*** Block opens ***
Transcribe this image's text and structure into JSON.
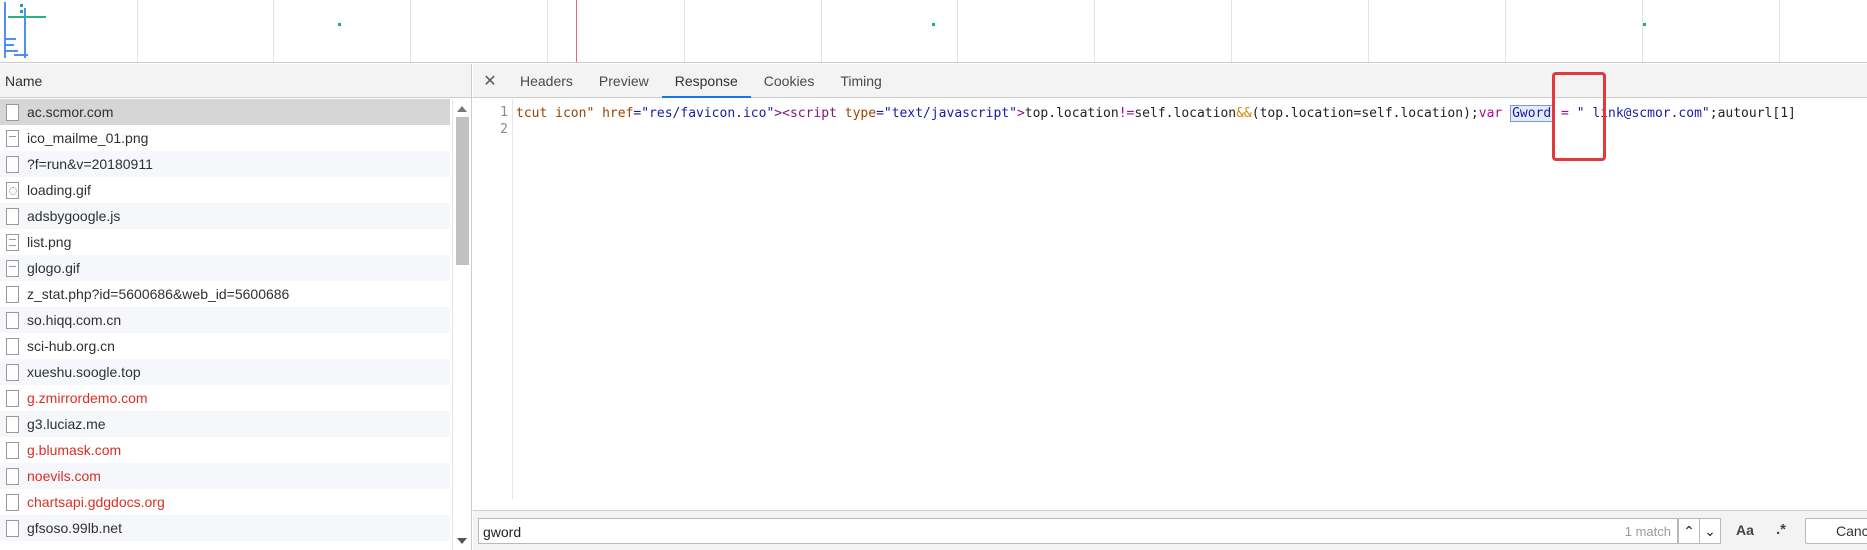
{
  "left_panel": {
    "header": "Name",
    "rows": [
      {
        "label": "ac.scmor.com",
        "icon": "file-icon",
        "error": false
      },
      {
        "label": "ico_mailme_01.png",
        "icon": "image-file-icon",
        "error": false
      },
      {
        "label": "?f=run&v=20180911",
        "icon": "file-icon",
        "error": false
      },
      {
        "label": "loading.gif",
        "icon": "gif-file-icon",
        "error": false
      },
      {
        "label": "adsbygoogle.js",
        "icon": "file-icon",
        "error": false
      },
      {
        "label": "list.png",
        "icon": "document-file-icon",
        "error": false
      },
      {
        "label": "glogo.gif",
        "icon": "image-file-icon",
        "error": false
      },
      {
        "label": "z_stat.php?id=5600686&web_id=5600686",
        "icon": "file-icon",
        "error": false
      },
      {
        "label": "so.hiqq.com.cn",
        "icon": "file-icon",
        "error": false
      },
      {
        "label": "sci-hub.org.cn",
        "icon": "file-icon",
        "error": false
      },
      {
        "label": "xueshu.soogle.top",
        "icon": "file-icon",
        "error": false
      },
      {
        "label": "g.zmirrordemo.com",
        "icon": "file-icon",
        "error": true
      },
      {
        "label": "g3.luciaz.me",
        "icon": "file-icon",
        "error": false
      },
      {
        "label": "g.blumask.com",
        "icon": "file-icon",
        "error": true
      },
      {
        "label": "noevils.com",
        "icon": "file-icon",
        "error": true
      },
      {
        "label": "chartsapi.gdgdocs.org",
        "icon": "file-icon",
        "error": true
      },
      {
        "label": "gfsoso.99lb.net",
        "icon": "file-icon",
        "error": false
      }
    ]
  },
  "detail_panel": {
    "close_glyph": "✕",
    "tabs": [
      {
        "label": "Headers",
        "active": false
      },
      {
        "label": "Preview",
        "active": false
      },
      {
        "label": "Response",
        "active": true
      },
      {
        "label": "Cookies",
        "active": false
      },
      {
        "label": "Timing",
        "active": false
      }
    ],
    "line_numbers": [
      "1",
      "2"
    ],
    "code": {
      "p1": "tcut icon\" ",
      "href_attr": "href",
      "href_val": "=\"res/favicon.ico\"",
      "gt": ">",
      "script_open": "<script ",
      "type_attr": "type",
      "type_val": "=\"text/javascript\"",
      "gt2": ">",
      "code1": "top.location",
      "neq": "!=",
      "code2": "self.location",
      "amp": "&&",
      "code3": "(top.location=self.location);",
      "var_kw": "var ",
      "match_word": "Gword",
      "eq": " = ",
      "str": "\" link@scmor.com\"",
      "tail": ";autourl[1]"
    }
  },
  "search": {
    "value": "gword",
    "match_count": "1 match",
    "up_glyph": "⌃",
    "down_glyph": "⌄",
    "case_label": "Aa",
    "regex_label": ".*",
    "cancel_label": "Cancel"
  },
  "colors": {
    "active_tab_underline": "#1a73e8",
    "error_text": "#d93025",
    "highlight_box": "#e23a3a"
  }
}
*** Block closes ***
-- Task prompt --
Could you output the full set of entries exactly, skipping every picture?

-- Task output --
Transcribe this image's text and structure into JSON.
{
  "left_panel": {
    "header": "Name",
    "rows": [
      {
        "label": "ac.scmor.com",
        "icon": "file-icon",
        "error": false
      },
      {
        "label": "ico_mailme_01.png",
        "icon": "image-file-icon",
        "error": false
      },
      {
        "label": "?f=run&v=20180911",
        "icon": "file-icon",
        "error": false
      },
      {
        "label": "loading.gif",
        "icon": "gif-file-icon",
        "error": false
      },
      {
        "label": "adsbygoogle.js",
        "icon": "file-icon",
        "error": false
      },
      {
        "label": "list.png",
        "icon": "document-file-icon",
        "error": false
      },
      {
        "label": "glogo.gif",
        "icon": "image-file-icon",
        "error": false
      },
      {
        "label": "z_stat.php?id=5600686&web_id=5600686",
        "icon": "file-icon",
        "error": false
      },
      {
        "label": "so.hiqq.com.cn",
        "icon": "file-icon",
        "error": false
      },
      {
        "label": "sci-hub.org.cn",
        "icon": "file-icon",
        "error": false
      },
      {
        "label": "xueshu.soogle.top",
        "icon": "file-icon",
        "error": false
      },
      {
        "label": "g.zmirrordemo.com",
        "icon": "file-icon",
        "error": true
      },
      {
        "label": "g3.luciaz.me",
        "icon": "file-icon",
        "error": false
      },
      {
        "label": "g.blumask.com",
        "icon": "file-icon",
        "error": true
      },
      {
        "label": "noevils.com",
        "icon": "file-icon",
        "error": true
      },
      {
        "label": "chartsapi.gdgdocs.org",
        "icon": "file-icon",
        "error": true
      },
      {
        "label": "gfsoso.99lb.net",
        "icon": "file-icon",
        "error": false
      }
    ]
  },
  "detail_panel": {
    "close_glyph": "✕",
    "tabs": [
      {
        "label": "Headers",
        "active": false
      },
      {
        "label": "Preview",
        "active": false
      },
      {
        "label": "Response",
        "active": true
      },
      {
        "label": "Cookies",
        "active": false
      },
      {
        "label": "Timing",
        "active": false
      }
    ],
    "line_numbers": [
      "1",
      "2"
    ],
    "code": {
      "p1": "tcut icon\" ",
      "href_attr": "href",
      "href_val": "=\"res/favicon.ico\"",
      "gt": ">",
      "script_open": "<script ",
      "type_attr": "type",
      "type_val": "=\"text/javascript\"",
      "gt2": ">",
      "code1": "top.location",
      "neq": "!=",
      "code2": "self.location",
      "amp": "&&",
      "code3": "(top.location=self.location);",
      "var_kw": "var ",
      "match_word": "Gword",
      "eq": " = ",
      "str": "\" link@scmor.com\"",
      "tail": ";autourl[1]"
    }
  },
  "search": {
    "value": "gword",
    "match_count": "1 match",
    "up_glyph": "⌃",
    "down_glyph": "⌄",
    "case_label": "Aa",
    "regex_label": ".*",
    "cancel_label": "Cancel"
  },
  "colors": {
    "active_tab_underline": "#1a73e8",
    "error_text": "#d93025",
    "highlight_box": "#e23a3a"
  }
}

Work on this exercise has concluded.